[Items from an interface collection]
◆ ◆ ◆ ◆

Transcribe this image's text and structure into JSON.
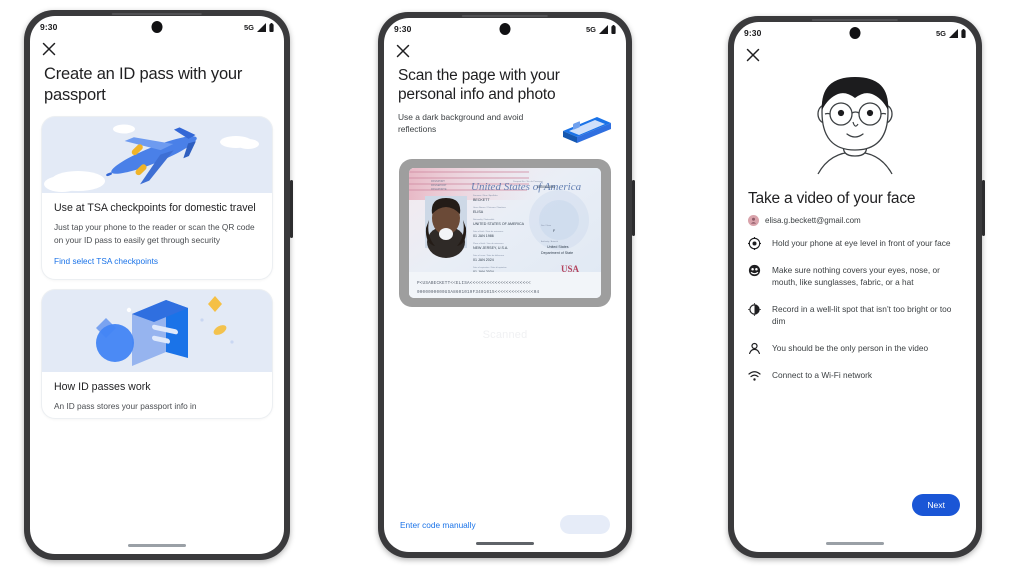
{
  "meta": {
    "background": "#ffffff",
    "accent_blue": "#1a73e8",
    "button_blue": "#1a56d6",
    "card_art_bg": "#e3eaf6"
  },
  "status_bar": {
    "time": "9:30",
    "network": "5G",
    "signal_icon": "signal-bars-icon",
    "battery_icon": "battery-icon"
  },
  "phone1": {
    "close_icon": "close-icon",
    "headline": "Create an ID pass with your passport",
    "cards": [
      {
        "art_icon": "airplane-illustration",
        "title": "Use at TSA checkpoints for domestic travel",
        "body": "Just tap your phone to the reader or scan the QR code on your ID pass to easily get through security",
        "link": "Find select TSA checkpoints"
      },
      {
        "art_icon": "id-card-sparkle-illustration",
        "title": "How ID passes work",
        "body": "An ID pass stores your passport info in",
        "link": ""
      }
    ],
    "touch_indicator": {
      "name": "touch-ripple",
      "color": "#4285f4"
    }
  },
  "phone2": {
    "close_icon": "close-icon",
    "headline": "Scan the page with your personal info and photo",
    "subline": "Use a dark background and avoid reflections",
    "mini_art_icon": "passport-card-illustration",
    "scan_frame": {
      "name": "passport-scan-viewfinder",
      "document_title": "UNITED STATES OF AMERICA",
      "fields": {
        "surname": "BECKETT",
        "given_name": "ELISA",
        "nationality": "UNITED STATES OF AMERICA",
        "date_of_birth": "01 JAN 1986",
        "place_of_birth": "NEW JERSEY, U.S.A.",
        "date_of_issue": "01 JAN 2024",
        "date_of_expiration": "01 JAN 2034",
        "sex": "F",
        "authority": "United States Department of State",
        "endorsements": "SEE PAGE 27",
        "passport_number": "000000000",
        "country_mark": "USA"
      }
    },
    "scanned_label": "Scanned",
    "manual_link": "Enter code manually",
    "ghost_button": "continue-button"
  },
  "phone3": {
    "close_icon": "close-icon",
    "face_illustration": "face-illustration",
    "headline": "Take a video of your face",
    "account": {
      "avatar_icon": "account-avatar",
      "email": "elisa.g.beckett@gmail.com"
    },
    "tips": [
      {
        "icon": "target-icon",
        "text": "Hold your phone at eye level in front of your face"
      },
      {
        "icon": "face-mask-icon",
        "text": "Make sure nothing covers your eyes, nose, or mouth, like sunglasses, fabric, or a hat"
      },
      {
        "icon": "brightness-icon",
        "text": "Record in a well-lit spot that isn’t too bright or too dim"
      },
      {
        "icon": "person-icon",
        "text": "You should be the only person in the video"
      },
      {
        "icon": "wifi-icon",
        "text": "Connect to a Wi-Fi network"
      }
    ],
    "next_button": "Next"
  }
}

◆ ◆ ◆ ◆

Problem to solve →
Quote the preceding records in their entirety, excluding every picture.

Response box →
Transcribe this image's text and structure into JSON.
{
  "meta": {
    "background": "#ffffff",
    "accent_blue": "#1a73e8",
    "button_blue": "#1a56d6",
    "card_art_bg": "#e3eaf6"
  },
  "status_bar": {
    "time": "9:30",
    "network": "5G",
    "signal_icon": "signal-bars-icon",
    "battery_icon": "battery-icon"
  },
  "phone1": {
    "close_icon": "close-icon",
    "headline": "Create an ID pass with your passport",
    "cards": [
      {
        "art_icon": "airplane-illustration",
        "title": "Use at TSA checkpoints for domestic travel",
        "body": "Just tap your phone to the reader or scan the QR code on your ID pass to easily get through security",
        "link": "Find select TSA checkpoints"
      },
      {
        "art_icon": "id-card-sparkle-illustration",
        "title": "How ID passes work",
        "body": "An ID pass stores your passport info in",
        "link": ""
      }
    ],
    "touch_indicator": {
      "name": "touch-ripple",
      "color": "#4285f4"
    }
  },
  "phone2": {
    "close_icon": "close-icon",
    "headline": "Scan the page with your personal info and photo",
    "subline": "Use a dark background and avoid reflections",
    "mini_art_icon": "passport-card-illustration",
    "scan_frame": {
      "name": "passport-scan-viewfinder",
      "document_title": "UNITED STATES OF AMERICA",
      "fields": {
        "surname": "BECKETT",
        "given_name": "ELISA",
        "nationality": "UNITED STATES OF AMERICA",
        "date_of_birth": "01 JAN 1986",
        "place_of_birth": "NEW JERSEY, U.S.A.",
        "date_of_issue": "01 JAN 2024",
        "date_of_expiration": "01 JAN 2034",
        "sex": "F",
        "authority": "United States Department of State",
        "endorsements": "SEE PAGE 27",
        "passport_number": "000000000",
        "country_mark": "USA"
      }
    },
    "scanned_label": "Scanned",
    "manual_link": "Enter code manually",
    "ghost_button": "continue-button"
  },
  "phone3": {
    "close_icon": "close-icon",
    "face_illustration": "face-illustration",
    "headline": "Take a video of your face",
    "account": {
      "avatar_icon": "account-avatar",
      "email": "elisa.g.beckett@gmail.com"
    },
    "tips": [
      {
        "icon": "target-icon",
        "text": "Hold your phone at eye level in front of your face"
      },
      {
        "icon": "face-mask-icon",
        "text": "Make sure nothing covers your eyes, nose, or mouth, like sunglasses, fabric, or a hat"
      },
      {
        "icon": "brightness-icon",
        "text": "Record in a well-lit spot that isn’t too bright or too dim"
      },
      {
        "icon": "person-icon",
        "text": "You should be the only person in the video"
      },
      {
        "icon": "wifi-icon",
        "text": "Connect to a Wi-Fi network"
      }
    ],
    "next_button": "Next"
  }
}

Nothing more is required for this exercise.